Interface dataset entries
====

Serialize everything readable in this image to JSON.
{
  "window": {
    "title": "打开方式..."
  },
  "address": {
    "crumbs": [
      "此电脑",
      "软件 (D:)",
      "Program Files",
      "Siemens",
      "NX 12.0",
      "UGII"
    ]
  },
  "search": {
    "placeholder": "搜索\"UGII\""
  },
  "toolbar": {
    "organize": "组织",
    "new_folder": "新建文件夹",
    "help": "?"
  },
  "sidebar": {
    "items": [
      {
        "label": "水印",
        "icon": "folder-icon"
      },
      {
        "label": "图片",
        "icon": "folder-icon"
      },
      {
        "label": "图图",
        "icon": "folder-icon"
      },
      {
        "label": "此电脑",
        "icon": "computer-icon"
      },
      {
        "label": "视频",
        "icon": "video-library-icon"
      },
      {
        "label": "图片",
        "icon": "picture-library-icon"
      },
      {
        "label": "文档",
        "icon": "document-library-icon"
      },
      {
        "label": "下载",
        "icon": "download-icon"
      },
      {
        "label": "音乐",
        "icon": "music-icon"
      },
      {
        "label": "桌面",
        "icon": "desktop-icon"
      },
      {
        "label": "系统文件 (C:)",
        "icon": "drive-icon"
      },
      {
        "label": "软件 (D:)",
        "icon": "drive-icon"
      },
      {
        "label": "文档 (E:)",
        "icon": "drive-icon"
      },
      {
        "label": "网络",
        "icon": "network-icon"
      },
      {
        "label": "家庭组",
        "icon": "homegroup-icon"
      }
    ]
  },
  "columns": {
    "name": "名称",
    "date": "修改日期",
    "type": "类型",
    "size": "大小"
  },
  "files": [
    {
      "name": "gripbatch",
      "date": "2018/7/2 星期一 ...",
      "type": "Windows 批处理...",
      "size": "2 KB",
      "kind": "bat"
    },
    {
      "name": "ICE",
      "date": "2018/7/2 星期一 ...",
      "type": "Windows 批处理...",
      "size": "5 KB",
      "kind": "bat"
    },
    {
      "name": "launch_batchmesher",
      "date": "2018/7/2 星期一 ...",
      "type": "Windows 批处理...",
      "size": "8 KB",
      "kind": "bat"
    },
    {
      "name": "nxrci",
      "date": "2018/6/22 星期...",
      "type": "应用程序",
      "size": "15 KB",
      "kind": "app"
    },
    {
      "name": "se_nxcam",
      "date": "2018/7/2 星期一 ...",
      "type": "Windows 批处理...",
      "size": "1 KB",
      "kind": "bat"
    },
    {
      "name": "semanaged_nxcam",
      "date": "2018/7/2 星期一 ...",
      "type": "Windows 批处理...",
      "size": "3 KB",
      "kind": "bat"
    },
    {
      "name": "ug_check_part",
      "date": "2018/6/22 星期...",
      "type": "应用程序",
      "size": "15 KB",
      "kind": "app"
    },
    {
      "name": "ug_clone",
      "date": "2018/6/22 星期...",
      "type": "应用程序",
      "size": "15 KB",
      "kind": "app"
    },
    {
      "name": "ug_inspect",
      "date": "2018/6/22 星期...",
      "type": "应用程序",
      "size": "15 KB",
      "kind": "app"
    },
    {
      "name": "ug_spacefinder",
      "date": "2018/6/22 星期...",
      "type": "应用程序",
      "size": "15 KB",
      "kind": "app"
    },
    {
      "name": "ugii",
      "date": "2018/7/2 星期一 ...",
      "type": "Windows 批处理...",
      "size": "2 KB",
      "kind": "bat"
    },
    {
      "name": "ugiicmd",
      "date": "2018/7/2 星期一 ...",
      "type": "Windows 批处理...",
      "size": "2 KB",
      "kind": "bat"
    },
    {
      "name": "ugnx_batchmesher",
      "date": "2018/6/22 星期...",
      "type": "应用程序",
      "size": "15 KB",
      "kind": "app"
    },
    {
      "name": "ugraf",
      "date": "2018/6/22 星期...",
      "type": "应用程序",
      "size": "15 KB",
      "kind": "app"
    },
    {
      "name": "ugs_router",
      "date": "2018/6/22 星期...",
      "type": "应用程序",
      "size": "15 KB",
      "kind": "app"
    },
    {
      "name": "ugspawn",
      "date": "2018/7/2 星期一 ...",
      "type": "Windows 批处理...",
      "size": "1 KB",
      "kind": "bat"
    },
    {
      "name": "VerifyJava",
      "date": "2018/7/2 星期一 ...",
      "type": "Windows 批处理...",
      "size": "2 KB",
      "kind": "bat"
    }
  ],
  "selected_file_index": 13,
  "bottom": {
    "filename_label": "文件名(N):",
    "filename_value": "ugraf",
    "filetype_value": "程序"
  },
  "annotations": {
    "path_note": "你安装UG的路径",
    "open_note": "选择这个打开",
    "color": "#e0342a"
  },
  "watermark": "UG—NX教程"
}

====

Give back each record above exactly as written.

• THE ANSWER:
Serialize everything readable in this image to JSON.
{
  "window": {
    "title": "打开方式..."
  },
  "address": {
    "crumbs": [
      "此电脑",
      "软件 (D:)",
      "Program Files",
      "Siemens",
      "NX 12.0",
      "UGII"
    ]
  },
  "search": {
    "placeholder": "搜索\"UGII\""
  },
  "toolbar": {
    "organize": "组织",
    "new_folder": "新建文件夹",
    "help": "?"
  },
  "sidebar": {
    "items": [
      {
        "label": "水印",
        "icon": "folder-icon"
      },
      {
        "label": "图片",
        "icon": "folder-icon"
      },
      {
        "label": "图图",
        "icon": "folder-icon"
      },
      {
        "label": "此电脑",
        "icon": "computer-icon"
      },
      {
        "label": "视频",
        "icon": "video-library-icon"
      },
      {
        "label": "图片",
        "icon": "picture-library-icon"
      },
      {
        "label": "文档",
        "icon": "document-library-icon"
      },
      {
        "label": "下载",
        "icon": "download-icon"
      },
      {
        "label": "音乐",
        "icon": "music-icon"
      },
      {
        "label": "桌面",
        "icon": "desktop-icon"
      },
      {
        "label": "系统文件 (C:)",
        "icon": "drive-icon"
      },
      {
        "label": "软件 (D:)",
        "icon": "drive-icon"
      },
      {
        "label": "文档 (E:)",
        "icon": "drive-icon"
      },
      {
        "label": "网络",
        "icon": "network-icon"
      },
      {
        "label": "家庭组",
        "icon": "homegroup-icon"
      }
    ]
  },
  "columns": {
    "name": "名称",
    "date": "修改日期",
    "type": "类型",
    "size": "大小"
  },
  "files": [
    {
      "name": "gripbatch",
      "date": "2018/7/2 星期一 ...",
      "type": "Windows 批处理...",
      "size": "2 KB",
      "kind": "bat"
    },
    {
      "name": "ICE",
      "date": "2018/7/2 星期一 ...",
      "type": "Windows 批处理...",
      "size": "5 KB",
      "kind": "bat"
    },
    {
      "name": "launch_batchmesher",
      "date": "2018/7/2 星期一 ...",
      "type": "Windows 批处理...",
      "size": "8 KB",
      "kind": "bat"
    },
    {
      "name": "nxrci",
      "date": "2018/6/22 星期...",
      "type": "应用程序",
      "size": "15 KB",
      "kind": "app"
    },
    {
      "name": "se_nxcam",
      "date": "2018/7/2 星期一 ...",
      "type": "Windows 批处理...",
      "size": "1 KB",
      "kind": "bat"
    },
    {
      "name": "semanaged_nxcam",
      "date": "2018/7/2 星期一 ...",
      "type": "Windows 批处理...",
      "size": "3 KB",
      "kind": "bat"
    },
    {
      "name": "ug_check_part",
      "date": "2018/6/22 星期...",
      "type": "应用程序",
      "size": "15 KB",
      "kind": "app"
    },
    {
      "name": "ug_clone",
      "date": "2018/6/22 星期...",
      "type": "应用程序",
      "size": "15 KB",
      "kind": "app"
    },
    {
      "name": "ug_inspect",
      "date": "2018/6/22 星期...",
      "type": "应用程序",
      "size": "15 KB",
      "kind": "app"
    },
    {
      "name": "ug_spacefinder",
      "date": "2018/6/22 星期...",
      "type": "应用程序",
      "size": "15 KB",
      "kind": "app"
    },
    {
      "name": "ugii",
      "date": "2018/7/2 星期一 ...",
      "type": "Windows 批处理...",
      "size": "2 KB",
      "kind": "bat"
    },
    {
      "name": "ugiicmd",
      "date": "2018/7/2 星期一 ...",
      "type": "Windows 批处理...",
      "size": "2 KB",
      "kind": "bat"
    },
    {
      "name": "ugnx_batchmesher",
      "date": "2018/6/22 星期...",
      "type": "应用程序",
      "size": "15 KB",
      "kind": "app"
    },
    {
      "name": "ugraf",
      "date": "2018/6/22 星期...",
      "type": "应用程序",
      "size": "15 KB",
      "kind": "app"
    },
    {
      "name": "ugs_router",
      "date": "2018/6/22 星期...",
      "type": "应用程序",
      "size": "15 KB",
      "kind": "app"
    },
    {
      "name": "ugspawn",
      "date": "2018/7/2 星期一 ...",
      "type": "Windows 批处理...",
      "size": "1 KB",
      "kind": "bat"
    },
    {
      "name": "VerifyJava",
      "date": "2018/7/2 星期一 ...",
      "type": "Windows 批处理...",
      "size": "2 KB",
      "kind": "bat"
    }
  ],
  "selected_file_index": 13,
  "bottom": {
    "filename_label": "文件名(N):",
    "filename_value": "ugraf",
    "filetype_value": "程序"
  },
  "annotations": {
    "path_note": "你安装UG的路径",
    "open_note": "选择这个打开",
    "color": "#e0342a"
  },
  "watermark": "UG—NX教程"
}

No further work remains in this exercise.